European glory would complete remarkable Racing 92 journey
It will be after midnight tomorrow night by the time Racing 92's players can fully focus on their Champions Cup showdown with Leinster six days later in Bilbao, as they have some domestic duties to attend to in Paris.
While Leinster fielded a second-string side in Galway last weekend, and can again continue their preparations uninterrupted, their opponents have a Top 14 clash in Paris tomorrow night that they badly need to win.
On the face of it, Racing shouldn't encounter too much difficulty in securing the win against an Agen side with nothing to play for as the Champions Cup finalists bid to secure a semi-final spot in the Top 14.
Racing will rest key players but they need to make sure they get the bonus-point win which would send them into the semi-finals directly along with leaders Montpellier, who top the table on 81 points.
Racing are next on 75 but Toulouse, who are away to a disinterested Clermont side, are hot on their heels on 74, with Toulon, who travel to Simon Mannix's Pau, just two points behind them.
The top two will go into the semi-finals with the next four in the barrages, essentially quarter-finals, and Racing will be keen to avoid that extra date.
Capturing the Bouclier de Brennus remains the top priority for every French club, but victory over Leinster next week would complete the journey which began when property billionaire Jacky Lorenzetti decided to divert some of his wealth into rugby 12 years ago.
Racing's history goes back almost a century and a half but the club was dying a slow death in the professional era until Lorenzetti stepped in.
Racing Club was set up in 1882 as an athletics club, changing its name to Racing Club de France three years later, and added a rugby section in 1890.

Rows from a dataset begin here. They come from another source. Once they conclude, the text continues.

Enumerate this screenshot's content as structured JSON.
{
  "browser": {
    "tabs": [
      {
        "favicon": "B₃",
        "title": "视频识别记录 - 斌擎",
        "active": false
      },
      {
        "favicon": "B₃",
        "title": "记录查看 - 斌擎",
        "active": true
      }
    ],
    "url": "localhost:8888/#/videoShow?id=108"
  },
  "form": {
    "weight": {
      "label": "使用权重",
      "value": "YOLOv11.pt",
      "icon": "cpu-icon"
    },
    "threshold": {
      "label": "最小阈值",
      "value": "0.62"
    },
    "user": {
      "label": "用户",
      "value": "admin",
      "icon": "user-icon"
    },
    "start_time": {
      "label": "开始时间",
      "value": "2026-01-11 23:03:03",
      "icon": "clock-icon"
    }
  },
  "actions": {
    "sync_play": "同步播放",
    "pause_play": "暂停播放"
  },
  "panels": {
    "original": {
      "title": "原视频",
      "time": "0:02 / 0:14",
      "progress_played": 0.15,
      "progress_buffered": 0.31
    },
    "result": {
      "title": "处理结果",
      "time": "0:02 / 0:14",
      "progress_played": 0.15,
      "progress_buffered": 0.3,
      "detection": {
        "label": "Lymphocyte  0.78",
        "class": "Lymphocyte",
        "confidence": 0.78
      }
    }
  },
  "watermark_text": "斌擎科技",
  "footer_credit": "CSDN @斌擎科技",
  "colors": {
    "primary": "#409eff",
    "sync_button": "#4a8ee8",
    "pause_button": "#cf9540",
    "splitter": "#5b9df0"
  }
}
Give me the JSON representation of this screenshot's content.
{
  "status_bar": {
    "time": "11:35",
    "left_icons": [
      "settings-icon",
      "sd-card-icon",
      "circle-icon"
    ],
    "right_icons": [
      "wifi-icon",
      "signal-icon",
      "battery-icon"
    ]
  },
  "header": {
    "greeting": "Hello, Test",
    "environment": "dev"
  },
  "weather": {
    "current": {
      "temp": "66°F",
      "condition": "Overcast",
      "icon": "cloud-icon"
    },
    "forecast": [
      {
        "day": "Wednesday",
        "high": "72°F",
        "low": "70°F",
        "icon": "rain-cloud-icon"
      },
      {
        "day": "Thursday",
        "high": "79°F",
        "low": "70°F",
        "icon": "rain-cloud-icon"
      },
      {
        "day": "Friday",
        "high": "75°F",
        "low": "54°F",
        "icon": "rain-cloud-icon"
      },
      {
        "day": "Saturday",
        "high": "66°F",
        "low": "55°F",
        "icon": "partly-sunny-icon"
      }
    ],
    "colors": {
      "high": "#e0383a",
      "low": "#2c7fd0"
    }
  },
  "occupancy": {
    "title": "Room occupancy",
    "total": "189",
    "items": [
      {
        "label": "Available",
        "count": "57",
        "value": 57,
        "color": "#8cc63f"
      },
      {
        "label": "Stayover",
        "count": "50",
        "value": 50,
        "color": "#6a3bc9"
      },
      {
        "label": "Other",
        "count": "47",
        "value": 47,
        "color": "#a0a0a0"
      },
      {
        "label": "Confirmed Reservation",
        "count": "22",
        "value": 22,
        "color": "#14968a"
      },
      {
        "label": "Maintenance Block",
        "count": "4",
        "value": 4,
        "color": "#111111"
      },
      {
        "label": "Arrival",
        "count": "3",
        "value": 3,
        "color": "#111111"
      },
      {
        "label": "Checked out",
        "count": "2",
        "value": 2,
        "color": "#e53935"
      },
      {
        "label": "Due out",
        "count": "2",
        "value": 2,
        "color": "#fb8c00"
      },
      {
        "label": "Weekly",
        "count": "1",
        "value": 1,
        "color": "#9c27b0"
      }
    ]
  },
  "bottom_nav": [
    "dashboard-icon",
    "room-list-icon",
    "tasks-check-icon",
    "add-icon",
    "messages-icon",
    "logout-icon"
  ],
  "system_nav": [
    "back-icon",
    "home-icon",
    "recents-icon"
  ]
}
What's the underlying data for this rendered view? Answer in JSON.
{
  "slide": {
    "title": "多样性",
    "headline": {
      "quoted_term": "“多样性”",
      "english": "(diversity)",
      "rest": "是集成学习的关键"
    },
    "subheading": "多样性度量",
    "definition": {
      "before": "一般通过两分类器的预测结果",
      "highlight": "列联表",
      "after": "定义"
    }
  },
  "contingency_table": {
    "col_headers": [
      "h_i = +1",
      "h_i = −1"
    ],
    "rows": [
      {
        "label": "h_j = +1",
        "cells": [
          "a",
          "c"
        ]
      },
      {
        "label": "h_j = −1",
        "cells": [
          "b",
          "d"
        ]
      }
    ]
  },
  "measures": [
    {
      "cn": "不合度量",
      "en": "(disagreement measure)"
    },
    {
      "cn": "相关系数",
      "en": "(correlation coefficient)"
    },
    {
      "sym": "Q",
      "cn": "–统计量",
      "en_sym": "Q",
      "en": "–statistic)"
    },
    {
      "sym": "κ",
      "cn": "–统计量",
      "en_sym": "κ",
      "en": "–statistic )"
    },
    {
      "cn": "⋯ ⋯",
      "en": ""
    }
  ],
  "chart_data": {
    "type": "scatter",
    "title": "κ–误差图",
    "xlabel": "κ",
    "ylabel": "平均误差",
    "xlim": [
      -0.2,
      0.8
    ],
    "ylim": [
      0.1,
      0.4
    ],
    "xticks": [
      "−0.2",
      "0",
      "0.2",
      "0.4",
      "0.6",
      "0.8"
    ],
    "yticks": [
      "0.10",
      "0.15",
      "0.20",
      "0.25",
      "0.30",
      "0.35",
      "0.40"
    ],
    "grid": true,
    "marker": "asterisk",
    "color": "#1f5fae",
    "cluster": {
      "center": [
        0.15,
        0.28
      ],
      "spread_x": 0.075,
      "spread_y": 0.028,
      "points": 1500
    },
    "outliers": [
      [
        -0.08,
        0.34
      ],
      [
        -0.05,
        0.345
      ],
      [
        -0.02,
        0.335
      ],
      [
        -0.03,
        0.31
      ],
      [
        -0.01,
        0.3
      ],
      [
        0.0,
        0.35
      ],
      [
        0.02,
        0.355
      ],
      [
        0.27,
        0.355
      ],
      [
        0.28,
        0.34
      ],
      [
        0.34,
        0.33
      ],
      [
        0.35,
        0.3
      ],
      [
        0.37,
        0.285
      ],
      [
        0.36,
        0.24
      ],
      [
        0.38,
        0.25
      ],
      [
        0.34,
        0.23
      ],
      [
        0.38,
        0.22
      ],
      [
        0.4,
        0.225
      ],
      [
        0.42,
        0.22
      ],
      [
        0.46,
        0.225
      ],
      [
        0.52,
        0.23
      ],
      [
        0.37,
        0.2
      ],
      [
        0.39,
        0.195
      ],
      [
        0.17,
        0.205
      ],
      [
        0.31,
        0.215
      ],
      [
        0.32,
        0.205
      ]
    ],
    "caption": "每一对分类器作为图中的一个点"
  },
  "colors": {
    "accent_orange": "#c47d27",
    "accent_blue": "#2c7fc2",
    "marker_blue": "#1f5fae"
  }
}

A rivalry which continues to this day was established with Stade Francais from the outset and over the decades the two have enjoyed and endured fluctuating fortunes.
The Parisian sides met in the first two Top 14 finals, with Racing claiming the initial crown in 1892 and their neighbours getting revenge a year later.
Stade Francais are the second most prolific winners of the title with 14 crowns - Toulouse have won 19 - with Racing capturing six championships over the years.
Three of those came in the early years, backing up their initial title with further success in 1900 and 1902 but they had to wait until 1959 for their next success.
Their form dipped again after that but a loss in the 1987 decider to Toulon heralded another revival which culminated in their fifth title in 1990.
But the arrival of the professional era found Racing Club de France unprepared for the switch and they were relegated at the end of the 1995-96. They returned to the top flight briefly two years later but were relegated, forcing a lot of change at the west Paris club.
The rugby section broke away and merged with US Metro, a club founded by transport workers, but Racing Metro 92 made little impression in the Pro D2, the second division in France.
All that changed in 2006 when Lorenzetti came on board. He had the money and the vision to create something special.
Promotion was achieved in 2009 as Pro D2 champions, Heineken Cup qualification followed a couple of years later and as one jaw-dropping signing followed another, silverware started to arrive.
Plans were also formulated to develop a new stadium and earlier this season the club bade farewell to the Stades Yves-du-Manoir and moved to the U Arena, an indoor facility built at a cost of around €360m.
But for all the millions spent on players and coaches, success on the field has been relatively modest for Racing 92 in the Lorenzetti era.
They have only managed to reach one Top 14 final but made that a winning one when they defeated Toulon 29-21 at the Nou Camp in Barcelona two years ago.
Now they are just 80 minutes away from completing the journey started by Lorenzetti's millions in 2006 - by winning a first Champions Cup -but first they need to take care of Agen tomorrow night.